- Work order -
Line by line, restate the material word for word, omitting any image.

- Task input -
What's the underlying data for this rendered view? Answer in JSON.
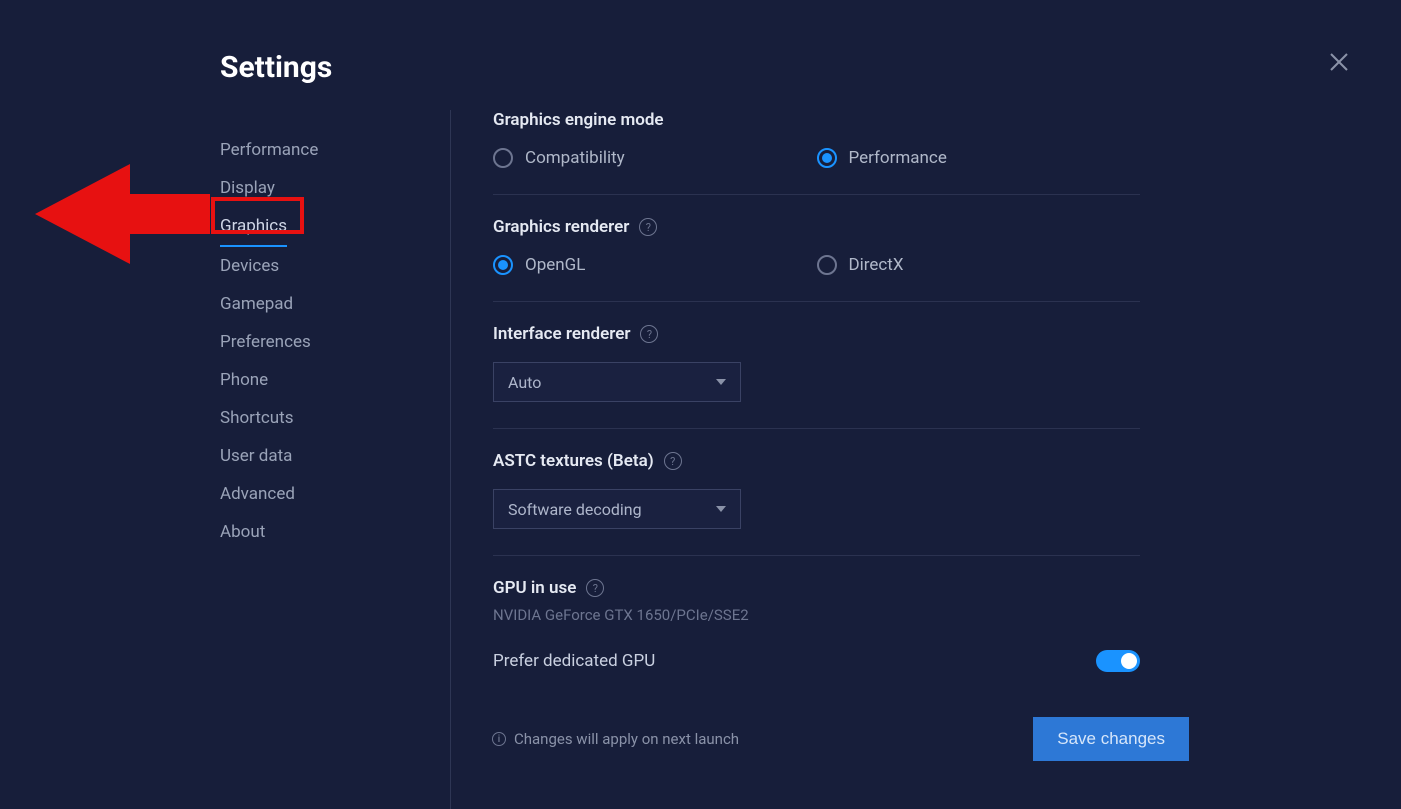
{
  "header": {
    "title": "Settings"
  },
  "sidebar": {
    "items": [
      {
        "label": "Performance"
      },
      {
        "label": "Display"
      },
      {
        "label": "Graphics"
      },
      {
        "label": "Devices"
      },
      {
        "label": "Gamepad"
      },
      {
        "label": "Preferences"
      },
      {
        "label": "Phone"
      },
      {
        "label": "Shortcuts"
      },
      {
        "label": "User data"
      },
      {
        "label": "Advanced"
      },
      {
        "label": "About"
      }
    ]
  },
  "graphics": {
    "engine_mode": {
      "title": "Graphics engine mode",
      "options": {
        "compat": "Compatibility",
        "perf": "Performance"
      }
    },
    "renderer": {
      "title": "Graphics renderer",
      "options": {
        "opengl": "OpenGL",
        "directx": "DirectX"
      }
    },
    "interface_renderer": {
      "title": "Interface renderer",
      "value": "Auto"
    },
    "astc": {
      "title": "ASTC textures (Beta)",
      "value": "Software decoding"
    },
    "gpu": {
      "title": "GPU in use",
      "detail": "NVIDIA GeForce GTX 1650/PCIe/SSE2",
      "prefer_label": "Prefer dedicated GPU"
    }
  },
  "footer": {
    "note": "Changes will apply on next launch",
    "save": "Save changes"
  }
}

- Completed task -
What's the underlying data for this rendered view? Answer in JSON.
{
  "header": {
    "title": "Settings"
  },
  "sidebar": {
    "items": [
      {
        "label": "Performance"
      },
      {
        "label": "Display"
      },
      {
        "label": "Graphics"
      },
      {
        "label": "Devices"
      },
      {
        "label": "Gamepad"
      },
      {
        "label": "Preferences"
      },
      {
        "label": "Phone"
      },
      {
        "label": "Shortcuts"
      },
      {
        "label": "User data"
      },
      {
        "label": "Advanced"
      },
      {
        "label": "About"
      }
    ]
  },
  "graphics": {
    "engine_mode": {
      "title": "Graphics engine mode",
      "options": {
        "compat": "Compatibility",
        "perf": "Performance"
      }
    },
    "renderer": {
      "title": "Graphics renderer",
      "options": {
        "opengl": "OpenGL",
        "directx": "DirectX"
      }
    },
    "interface_renderer": {
      "title": "Interface renderer",
      "value": "Auto"
    },
    "astc": {
      "title": "ASTC textures (Beta)",
      "value": "Software decoding"
    },
    "gpu": {
      "title": "GPU in use",
      "detail": "NVIDIA GeForce GTX 1650/PCIe/SSE2",
      "prefer_label": "Prefer dedicated GPU"
    }
  },
  "footer": {
    "note": "Changes will apply on next launch",
    "save": "Save changes"
  }
}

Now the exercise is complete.